━━━ MATERIAL FOR THE TASK ━━━

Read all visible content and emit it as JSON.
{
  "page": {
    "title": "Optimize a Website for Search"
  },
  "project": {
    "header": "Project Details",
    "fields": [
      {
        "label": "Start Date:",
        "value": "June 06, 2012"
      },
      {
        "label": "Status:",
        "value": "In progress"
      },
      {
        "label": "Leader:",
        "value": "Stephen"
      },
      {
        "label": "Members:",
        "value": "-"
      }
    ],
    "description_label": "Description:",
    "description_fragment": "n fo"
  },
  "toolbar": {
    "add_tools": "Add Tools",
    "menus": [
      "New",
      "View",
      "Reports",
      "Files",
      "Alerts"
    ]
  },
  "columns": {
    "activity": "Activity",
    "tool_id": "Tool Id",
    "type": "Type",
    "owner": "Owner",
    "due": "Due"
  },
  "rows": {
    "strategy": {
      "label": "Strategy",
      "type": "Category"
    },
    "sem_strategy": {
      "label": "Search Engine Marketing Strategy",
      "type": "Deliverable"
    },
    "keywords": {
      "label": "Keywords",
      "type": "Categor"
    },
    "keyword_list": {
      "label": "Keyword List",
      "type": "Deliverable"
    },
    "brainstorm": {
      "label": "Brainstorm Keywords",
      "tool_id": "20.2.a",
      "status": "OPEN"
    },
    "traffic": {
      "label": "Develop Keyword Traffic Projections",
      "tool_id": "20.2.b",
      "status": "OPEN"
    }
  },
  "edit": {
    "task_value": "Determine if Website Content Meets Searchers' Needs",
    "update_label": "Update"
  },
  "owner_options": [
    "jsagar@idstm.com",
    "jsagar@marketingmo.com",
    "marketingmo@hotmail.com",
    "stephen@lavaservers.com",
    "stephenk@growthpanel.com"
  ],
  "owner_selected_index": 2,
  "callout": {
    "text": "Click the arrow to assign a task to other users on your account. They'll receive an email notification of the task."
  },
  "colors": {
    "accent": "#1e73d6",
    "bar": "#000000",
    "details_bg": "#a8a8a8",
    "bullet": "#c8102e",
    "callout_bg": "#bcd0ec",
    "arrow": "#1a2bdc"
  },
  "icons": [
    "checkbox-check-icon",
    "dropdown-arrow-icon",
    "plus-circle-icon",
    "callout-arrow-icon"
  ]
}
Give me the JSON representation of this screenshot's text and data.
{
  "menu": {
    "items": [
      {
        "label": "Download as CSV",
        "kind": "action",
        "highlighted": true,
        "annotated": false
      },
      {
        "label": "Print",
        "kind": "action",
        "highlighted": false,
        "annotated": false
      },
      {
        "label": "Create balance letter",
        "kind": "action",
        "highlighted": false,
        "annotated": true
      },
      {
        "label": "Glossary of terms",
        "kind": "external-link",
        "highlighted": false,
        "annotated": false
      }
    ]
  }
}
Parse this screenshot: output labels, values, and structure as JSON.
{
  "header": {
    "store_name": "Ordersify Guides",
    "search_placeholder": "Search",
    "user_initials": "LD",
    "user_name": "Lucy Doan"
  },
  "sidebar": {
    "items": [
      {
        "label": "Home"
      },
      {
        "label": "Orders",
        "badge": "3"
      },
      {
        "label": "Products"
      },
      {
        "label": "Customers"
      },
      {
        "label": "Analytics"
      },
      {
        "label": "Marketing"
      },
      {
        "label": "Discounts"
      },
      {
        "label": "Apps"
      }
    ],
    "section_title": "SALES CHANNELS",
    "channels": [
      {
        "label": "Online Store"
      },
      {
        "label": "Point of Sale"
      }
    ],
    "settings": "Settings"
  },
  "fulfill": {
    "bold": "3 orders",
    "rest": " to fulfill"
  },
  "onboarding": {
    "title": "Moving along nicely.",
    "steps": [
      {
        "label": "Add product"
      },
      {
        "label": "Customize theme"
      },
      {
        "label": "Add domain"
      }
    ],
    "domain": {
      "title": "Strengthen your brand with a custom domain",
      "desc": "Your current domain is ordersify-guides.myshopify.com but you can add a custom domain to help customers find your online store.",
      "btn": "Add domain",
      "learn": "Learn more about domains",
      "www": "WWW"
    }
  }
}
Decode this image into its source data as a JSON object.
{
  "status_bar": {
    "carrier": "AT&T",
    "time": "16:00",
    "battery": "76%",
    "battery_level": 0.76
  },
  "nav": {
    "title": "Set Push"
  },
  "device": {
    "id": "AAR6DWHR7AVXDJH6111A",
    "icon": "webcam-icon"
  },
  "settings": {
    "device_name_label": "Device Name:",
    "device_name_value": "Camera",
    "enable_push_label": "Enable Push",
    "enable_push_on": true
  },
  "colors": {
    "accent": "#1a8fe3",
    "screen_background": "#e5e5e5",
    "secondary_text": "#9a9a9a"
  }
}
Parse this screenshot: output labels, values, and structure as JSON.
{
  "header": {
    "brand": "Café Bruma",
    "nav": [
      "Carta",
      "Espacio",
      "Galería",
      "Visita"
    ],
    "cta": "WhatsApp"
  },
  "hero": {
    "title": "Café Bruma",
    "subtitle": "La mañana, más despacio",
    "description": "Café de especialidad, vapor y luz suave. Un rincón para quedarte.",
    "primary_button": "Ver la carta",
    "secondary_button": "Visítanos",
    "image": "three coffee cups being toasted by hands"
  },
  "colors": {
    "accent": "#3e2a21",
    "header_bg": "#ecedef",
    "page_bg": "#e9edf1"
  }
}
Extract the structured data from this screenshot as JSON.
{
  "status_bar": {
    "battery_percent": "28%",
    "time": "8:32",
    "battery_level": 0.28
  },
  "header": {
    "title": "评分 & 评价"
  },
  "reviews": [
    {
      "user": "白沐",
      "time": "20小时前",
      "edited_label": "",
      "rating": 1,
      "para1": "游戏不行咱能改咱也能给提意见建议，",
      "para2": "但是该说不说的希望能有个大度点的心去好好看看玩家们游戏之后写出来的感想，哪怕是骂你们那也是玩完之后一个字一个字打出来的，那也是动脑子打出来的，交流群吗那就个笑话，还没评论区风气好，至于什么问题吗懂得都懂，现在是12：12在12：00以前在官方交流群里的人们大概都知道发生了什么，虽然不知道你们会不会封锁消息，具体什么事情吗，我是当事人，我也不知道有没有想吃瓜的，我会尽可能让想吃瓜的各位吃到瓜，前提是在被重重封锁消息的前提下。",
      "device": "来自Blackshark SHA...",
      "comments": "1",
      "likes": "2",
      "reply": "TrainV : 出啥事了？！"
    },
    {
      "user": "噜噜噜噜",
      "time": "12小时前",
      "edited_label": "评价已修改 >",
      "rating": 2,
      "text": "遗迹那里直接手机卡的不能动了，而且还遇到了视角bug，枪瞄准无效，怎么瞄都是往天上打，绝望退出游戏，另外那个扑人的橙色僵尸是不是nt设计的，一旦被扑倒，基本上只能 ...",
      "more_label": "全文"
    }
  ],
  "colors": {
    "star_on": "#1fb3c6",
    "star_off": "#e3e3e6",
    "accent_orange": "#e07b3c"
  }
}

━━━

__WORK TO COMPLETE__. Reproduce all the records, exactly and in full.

__RESULT FOR THIS EXERCISE__.
Read all visible content and emit it as JSON.
{
  "page": {
    "title": "Optimize a Website for Search"
  },
  "project": {
    "header": "Project Details",
    "fields": [
      {
        "label": "Start Date:",
        "value": "June 06, 2012"
      },
      {
        "label": "Status:",
        "value": "In progress"
      },
      {
        "label": "Leader:",
        "value": "Stephen"
      },
      {
        "label": "Members:",
        "value": "-"
      }
    ],
    "description_label": "Description:",
    "description_fragment": "n fo"
  },
  "toolbar": {
    "add_tools": "Add Tools",
    "menus": [
      "New",
      "View",
      "Reports",
      "Files",
      "Alerts"
    ]
  },
  "columns": {
    "activity": "Activity",
    "tool_id": "Tool Id",
    "type": "Type",
    "owner": "Owner",
    "due": "Due"
  },
  "rows": {
    "strategy": {
      "label": "Strategy",
      "type": "Category"
    },
    "sem_strategy": {
      "label": "Search Engine Marketing Strategy",
      "type": "Deliverable"
    },
    "keywords": {
      "label": "Keywords",
      "type": "Categor"
    },
    "keyword_list": {
      "label": "Keyword List",
      "type": "Deliverable"
    },
    "brainstorm": {
      "label": "Brainstorm Keywords",
      "tool_id": "20.2.a",
      "status": "OPEN"
    },
    "traffic": {
      "label": "Develop Keyword Traffic Projections",
      "tool_id": "20.2.b",
      "status": "OPEN"
    }
  },
  "edit": {
    "task_value": "Determine if Website Content Meets Searchers' Needs",
    "update_label": "Update"
  },
  "owner_options": [
    "jsagar@idstm.com",
    "jsagar@marketingmo.com",
    "marketingmo@hotmail.com",
    "stephen@lavaservers.com",
    "stephenk@growthpanel.com"
  ],
  "owner_selected_index": 2,
  "callout": {
    "text": "Click the arrow to assign a task to other users on your account. They'll receive an email notification of the task."
  },
  "colors": {
    "accent": "#1e73d6",
    "bar": "#000000",
    "details_bg": "#a8a8a8",
    "bullet": "#c8102e",
    "callout_bg": "#bcd0ec",
    "arrow": "#1a2bdc"
  },
  "icons": [
    "checkbox-check-icon",
    "dropdown-arrow-icon",
    "plus-circle-icon",
    "callout-arrow-icon"
  ]
}
Give me the JSON representation of this screenshot's text and data.
{
  "menu": {
    "items": [
      {
        "label": "Download as CSV",
        "kind": "action",
        "highlighted": true,
        "annotated": false
      },
      {
        "label": "Print",
        "kind": "action",
        "highlighted": false,
        "annotated": false
      },
      {
        "label": "Create balance letter",
        "kind": "action",
        "highlighted": false,
        "annotated": true
      },
      {
        "label": "Glossary of terms",
        "kind": "external-link",
        "highlighted": false,
        "annotated": false
      }
    ]
  }
}
Parse this screenshot: output labels, values, and structure as JSON.
{
  "header": {
    "store_name": "Ordersify Guides",
    "search_placeholder": "Search",
    "user_initials": "LD",
    "user_name": "Lucy Doan"
  },
  "sidebar": {
    "items": [
      {
        "label": "Home"
      },
      {
        "label": "Orders",
        "badge": "3"
      },
      {
        "label": "Products"
      },
      {
        "label": "Customers"
      },
      {
        "label": "Analytics"
      },
      {
        "label": "Marketing"
      },
      {
        "label": "Discounts"
      },
      {
        "label": "Apps"
      }
    ],
    "section_title": "SALES CHANNELS",
    "channels": [
      {
        "label": "Online Store"
      },
      {
        "label": "Point of Sale"
      }
    ],
    "settings": "Settings"
  },
  "fulfill": {
    "bold": "3 orders",
    "rest": " to fulfill"
  },
  "onboarding": {
    "title": "Moving along nicely.",
    "steps": [
      {
        "label": "Add product"
      },
      {
        "label": "Customize theme"
      },
      {
        "label": "Add domain"
      }
    ],
    "domain": {
      "title": "Strengthen your brand with a custom domain",
      "desc": "Your current domain is ordersify-guides.myshopify.com but you can add a custom domain to help customers find your online store.",
      "btn": "Add domain",
      "learn": "Learn more about domains",
      "www": "WWW"
    }
  }
}
Decode this image into its source data as a JSON object.
{
  "status_bar": {
    "carrier": "AT&T",
    "time": "16:00",
    "battery": "76%",
    "battery_level": 0.76
  },
  "nav": {
    "title": "Set Push"
  },
  "device": {
    "id": "AAR6DWHR7AVXDJH6111A",
    "icon": "webcam-icon"
  },
  "settings": {
    "device_name_label": "Device Name:",
    "device_name_value": "Camera",
    "enable_push_label": "Enable Push",
    "enable_push_on": true
  },
  "colors": {
    "accent": "#1a8fe3",
    "screen_background": "#e5e5e5",
    "secondary_text": "#9a9a9a"
  }
}
Parse this screenshot: output labels, values, and structure as JSON.
{
  "header": {
    "brand": "Café Bruma",
    "nav": [
      "Carta",
      "Espacio",
      "Galería",
      "Visita"
    ],
    "cta": "WhatsApp"
  },
  "hero": {
    "title": "Café Bruma",
    "subtitle": "La mañana, más despacio",
    "description": "Café de especialidad, vapor y luz suave. Un rincón para quedarte.",
    "primary_button": "Ver la carta",
    "secondary_button": "Visítanos",
    "image": "three coffee cups being toasted by hands"
  },
  "colors": {
    "accent": "#3e2a21",
    "header_bg": "#ecedef",
    "page_bg": "#e9edf1"
  }
}
Extract the structured data from this screenshot as JSON.
{
  "status_bar": {
    "battery_percent": "28%",
    "time": "8:32",
    "battery_level": 0.28
  },
  "header": {
    "title": "评分 & 评价"
  },
  "reviews": [
    {
      "user": "白沐",
      "time": "20小时前",
      "edited_label": "",
      "rating": 1,
      "para1": "游戏不行咱能改咱也能给提意见建议，",
      "para2": "但是该说不说的希望能有个大度点的心去好好看看玩家们游戏之后写出来的感想，哪怕是骂你们那也是玩完之后一个字一个字打出来的，那也是动脑子打出来的，交流群吗那就个笑话，还没评论区风气好，至于什么问题吗懂得都懂，现在是12：12在12：00以前在官方交流群里的人们大概都知道发生了什么，虽然不知道你们会不会封锁消息，具体什么事情吗，我是当事人，我也不知道有没有想吃瓜的，我会尽可能让想吃瓜的各位吃到瓜，前提是在被重重封锁消息的前提下。",
      "device": "来自Blackshark SHA...",
      "comments": "1",
      "likes": "2",
      "reply": "TrainV : 出啥事了？！"
    },
    {
      "user": "噜噜噜噜",
      "time": "12小时前",
      "edited_label": "评价已修改 >",
      "rating": 2,
      "text": "遗迹那里直接手机卡的不能动了，而且还遇到了视角bug，枪瞄准无效，怎么瞄都是往天上打，绝望退出游戏，另外那个扑人的橙色僵尸是不是nt设计的，一旦被扑倒，基本上只能 ...",
      "more_label": "全文"
    }
  ],
  "colors": {
    "star_on": "#1fb3c6",
    "star_off": "#e3e3e6",
    "accent_orange": "#e07b3c"
  }
}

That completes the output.